US5274199Apr 20, 1993Dec 28, 1993Sony CorporationAcoustic diaphragm and method for producing same
US5422175May 27, 1993Jun 6, 1995Toyo Boseki Kabushiki KaishaVoid-containing composite film of polyester type
US5474837Jan 21, 1994Dec 12, 1995The United States Government As Represented By The Secretary Of The ArmyLaminated paper glass camouflage
Non-Patent Citations
Reference
1Creasy, Lara, "Look Out Overhead," Automotive & Transportation Interiors, Dec. 1997, pp. 28-33.
2Creasy, Lara, "Natural fibers may be starting to grow on U.S. carmakers," Automotive & Transportation Interiors, Apr. 1998, pp. 46-49.
3Lebovitz, Richard, "Debunking Tier Two myths," Automotive & Transportation Interiors, Nov., 1998, p. 4.
Referenced by
Citing PatentFiling datePublication dateApplicantTitle
US6592177Jul 12, 2002Jul 15, 2003Mathson Industries, Inc.Vehicle body assembly
US6652021Nov 6, 2002Nov 25, 2003Lear CorporationIntegrated headliner assembly
US6794019 *Oct 1, 2002Sep 21, 2004Basell Polyolefine GmbhMolding materials; using coordination catalysts
US6846759 *Sep 24, 2001Jan 25, 2005Knowlton Nonwovens, Inc.Adhesive coated polyester felt
US7163117Apr 30, 2003Jan 16, 2007Stant Manufacturing Inc.Static charge dissipater for filler neck closure
US7866115Jul 9, 2007Jan 11, 2011Valinge Innovation AbFloorboards with decorative grooves
US7923477Aug 29, 2007Apr 12, 2011Material Innovations LlcPlastic building materials; combined with natural fibers and binding agent; low cost, high volume production, nondegrading
US7981173Apr 28, 2008Jul 19, 2011Ali Industries, Inc.Process of making a laminate and laminate formed thereby
US8215078 *Feb 15, 2005Jul 10, 2012Välinge Innovation Belgium BVBABuilding panel with compressed edges and method of making same
US8261504Jul 9, 2007Sep 11, 2012Valinge Innovation AbV-groove
US8278365Mar 22, 2011Oct 2, 2012Material Innovations LlcCarpet waste composite
US8323016Sep 15, 2006Dec 4, 2012Valinge Innovation Belgium BvbaDevice and method for compressing an edge of a building panel and a building panel with compressed edges
US8429872 *Jul 9, 2007Apr 30, 2013Valinge Innovation Belgium BvbaBuilding panel with compressed edges and method of making same
US8455558Jan 4, 2011Jun 4, 2013Material Innovations LlcCarpet waste composite
US8591691Dec 17, 2010Nov 26, 2013Valinge Innovation AbMethods and arrangements relating to surface forming of building panels

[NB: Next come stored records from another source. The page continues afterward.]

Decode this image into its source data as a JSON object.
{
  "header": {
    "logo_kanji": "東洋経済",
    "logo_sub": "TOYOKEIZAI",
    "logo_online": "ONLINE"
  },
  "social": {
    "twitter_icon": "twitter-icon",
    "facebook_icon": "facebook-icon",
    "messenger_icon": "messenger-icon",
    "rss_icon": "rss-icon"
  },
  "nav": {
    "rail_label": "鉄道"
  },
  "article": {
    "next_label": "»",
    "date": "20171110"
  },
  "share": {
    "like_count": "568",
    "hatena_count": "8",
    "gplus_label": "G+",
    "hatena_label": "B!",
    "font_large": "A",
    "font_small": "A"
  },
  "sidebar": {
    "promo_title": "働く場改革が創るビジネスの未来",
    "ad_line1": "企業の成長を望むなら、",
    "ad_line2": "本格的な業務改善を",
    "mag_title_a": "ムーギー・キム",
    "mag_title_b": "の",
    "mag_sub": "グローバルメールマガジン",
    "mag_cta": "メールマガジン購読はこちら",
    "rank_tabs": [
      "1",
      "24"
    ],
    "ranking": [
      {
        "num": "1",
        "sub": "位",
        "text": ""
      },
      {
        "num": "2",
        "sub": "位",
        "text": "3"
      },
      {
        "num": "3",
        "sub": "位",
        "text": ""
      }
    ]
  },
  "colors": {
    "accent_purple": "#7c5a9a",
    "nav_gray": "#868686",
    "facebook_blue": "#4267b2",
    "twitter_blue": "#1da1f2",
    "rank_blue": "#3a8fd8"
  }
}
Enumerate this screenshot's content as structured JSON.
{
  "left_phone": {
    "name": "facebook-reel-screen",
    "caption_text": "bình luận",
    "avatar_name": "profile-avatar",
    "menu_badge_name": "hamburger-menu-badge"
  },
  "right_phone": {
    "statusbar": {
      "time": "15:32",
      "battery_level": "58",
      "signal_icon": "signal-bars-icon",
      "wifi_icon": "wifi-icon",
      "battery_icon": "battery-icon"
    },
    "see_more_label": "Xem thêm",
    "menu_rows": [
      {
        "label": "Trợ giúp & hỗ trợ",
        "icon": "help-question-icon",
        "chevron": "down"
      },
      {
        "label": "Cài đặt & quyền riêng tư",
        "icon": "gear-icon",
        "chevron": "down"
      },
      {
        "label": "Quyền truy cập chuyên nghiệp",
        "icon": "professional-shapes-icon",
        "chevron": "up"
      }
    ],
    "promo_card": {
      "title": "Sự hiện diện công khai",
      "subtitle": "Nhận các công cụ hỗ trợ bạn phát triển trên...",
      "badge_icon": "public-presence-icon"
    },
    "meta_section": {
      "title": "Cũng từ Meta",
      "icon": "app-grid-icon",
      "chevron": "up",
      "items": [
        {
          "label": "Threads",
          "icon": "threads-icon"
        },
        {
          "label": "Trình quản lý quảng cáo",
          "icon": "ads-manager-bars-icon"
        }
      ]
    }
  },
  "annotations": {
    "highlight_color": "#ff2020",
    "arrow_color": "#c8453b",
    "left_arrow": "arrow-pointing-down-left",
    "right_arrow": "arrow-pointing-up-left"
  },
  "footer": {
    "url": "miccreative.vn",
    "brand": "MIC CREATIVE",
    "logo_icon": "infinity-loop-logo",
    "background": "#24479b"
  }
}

US8809406Aug 29, 2012Aug 19, 2014Material Innovations LlcCarpet waste composite
Classifications
U.S. Classification428/172, 427/208.4, 428/902, 428/36.1, 428/221, 427/208.2, 427/389.9, 428/35.7, 442/255, 428/537.1, 428/193, 428/36.2, 427/207.1, 428/200
International ClassificationB32B27/00
Cooperative ClassificationY10S428/902, B32B27/00
European ClassificationB32B27/00
Legal Events
DateCodeEventDescription
Mar 29, 2005FPExpired due to failure to pay maintenance fee
Effective date: 20050130
Jan 31, 2005LAPSLapse for failure to pay maintenance fees
Aug 18, 2004REMIMaintenance fee reminder mailed
Feb 7, 2000ASAssignment
Owner name: AIR FORCE, UNITED STATES, OHIO
Free format text: CONFIRMATORY LICENSE;ASSIGNOR:ANDERSEN LABORATORIES INCORPORATED;REEL/FRAME:010535/0098
Effective date: 19990201
Owner name: AIR FORCE, UNITED STATES AFMC LO/JAZ 2240 B STREET